a. E-1 Teaching (Professor): This is for professors of higher education. Requirements
include education and experience as a professor of higher education.
b. E-2 Foreign Language Instructor: This category includes English teachers. Requirements
include a bachelor’s degree and/or relevant college level educational and/or work experience.
Individuals applying for this permit must also be natives of a country where the language they
wish to teach is the mother tongue. Proof must be provided of relevant qualifications. The ROK
government recently imposed additional requirements including criminal record check by FBI or
home state police, health certificate issued by a Korean public health office, and fingerprints.
c. E-3 Research: This category includes those performing research in the natural sciences or
in the development of industry and technology. Requirements include an invitation from a
Korean public or private institution to perform work of this nature.
d. E-4 Technology Instruction: A person possessing professional level knowledge in the
natural sciences, or special technical skills. Requirements include an invitation from a Korean
public or private institution to instruction of this nature.
e. E-5 Professional Occupation: This category includes foreign attorneys, accountants, and
doctors who are certified in a foreign country and are authorized under Korean law to practice in
their field in Korea.
f. E-6 Arts and Performance: This category includes those engaged in music, the arts,
literature, modeling, or other performance activities for profit.
g. E-7 Special Occupations: Include such employment as designated by the Minister of
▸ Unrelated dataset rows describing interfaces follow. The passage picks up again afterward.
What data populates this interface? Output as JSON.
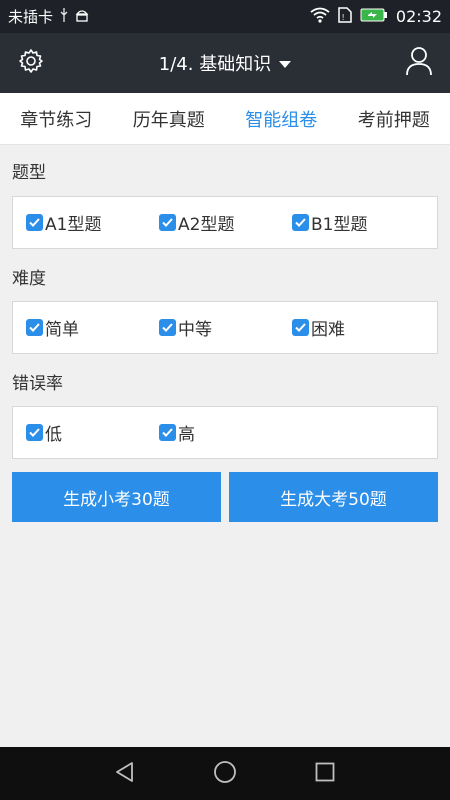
{
  "status_bar": {
    "carrier": "未插卡",
    "time": "02:32",
    "icons": [
      "usb-icon",
      "android-debug-icon",
      "wifi-icon",
      "sim-icon",
      "battery-icon"
    ]
  },
  "app_bar": {
    "title": "1/4. 基础知识",
    "dropdown_icon": "caret-down-icon",
    "left_icon": "gear-icon",
    "right_icon": "user-icon"
  },
  "tabs": [
    {
      "label": "章节练习",
      "active": false
    },
    {
      "label": "历年真题",
      "active": false
    },
    {
      "label": "智能组卷",
      "active": true
    },
    {
      "label": "考前押题",
      "active": false
    }
  ],
  "sections": {
    "question_type": {
      "label": "题型",
      "options": [
        {
          "label": "A1型题",
          "checked": true
        },
        {
          "label": "A2型题",
          "checked": true
        },
        {
          "label": "B1型题",
          "checked": true
        }
      ]
    },
    "difficulty": {
      "label": "难度",
      "options": [
        {
          "label": "简单",
          "checked": true
        },
        {
          "label": "中等",
          "checked": true
        },
        {
          "label": "困难",
          "checked": true
        }
      ]
    },
    "error_rate": {
      "label": "错误率",
      "options": [
        {
          "label": "低",
          "checked": true
        },
        {
          "label": "高",
          "checked": true
        }
      ]
    }
  },
  "buttons": {
    "small_exam": "生成小考30题",
    "big_exam": "生成大考50题"
  },
  "colors": {
    "accent": "#2b8ee8",
    "appbar": "#2a2e35",
    "statusbar": "#1e2127"
  }
}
Justice, including work in translation, interpretation, cultural research, etc.
h. E-8 Employed Trainee: Temporary employment for industrial training purposes.
5. OBTAINING A WORK PERMIT:
a. A dependent with an A-3 visa may negotiate terms for employment with a Korean
company. The employer can then initiate the paperwork with the Korea Immigration Service (an
agency of the R.O.K. Ministry of Justice) to obtain an employment permit for the dependent.
The dependent may then visit a local immigration office and obtain an employment permit stamp
on their passports. Address and contact information for the Korea Immigration Service and local
immigration offices throughout Korea can be found at the following website:
b. Once the dependent obtains the proper work permit, he or she may be lawfully employed
on the Korean economy. The dependent will not be required to leave Korea and make a separate
entry to enjoy the benefits of a new work permit.
c. Note that dependents employed on the Korean economy are subject to the withholding of
Korean income taxes from their wages in Korea.
6. REFERENCES AND ADDITIONAL RESOURCES:
a. Agreement under Article IV of the Mutual Defense Treaty between the United States of
America and the Republic of Korea Regarding Facilities and Areas and the Status of United
States Armed Forces in the Republic of Korea (hereinafter referred to the “SOFA”).
b. 2001 Memorandum of Understanding for Preferential Hiring of Korean Employees and
Employment of Family Members.
c. United States Forces Korea Regulation 690-1: Regulations and Procedures – Korean
d. Korean Law: Immigration Control Act, Chapter III, Section 1, Article 10; Enforcement
Decree of the Immigration Control Act, Chapter II, Section 1, Article 12 (attachment).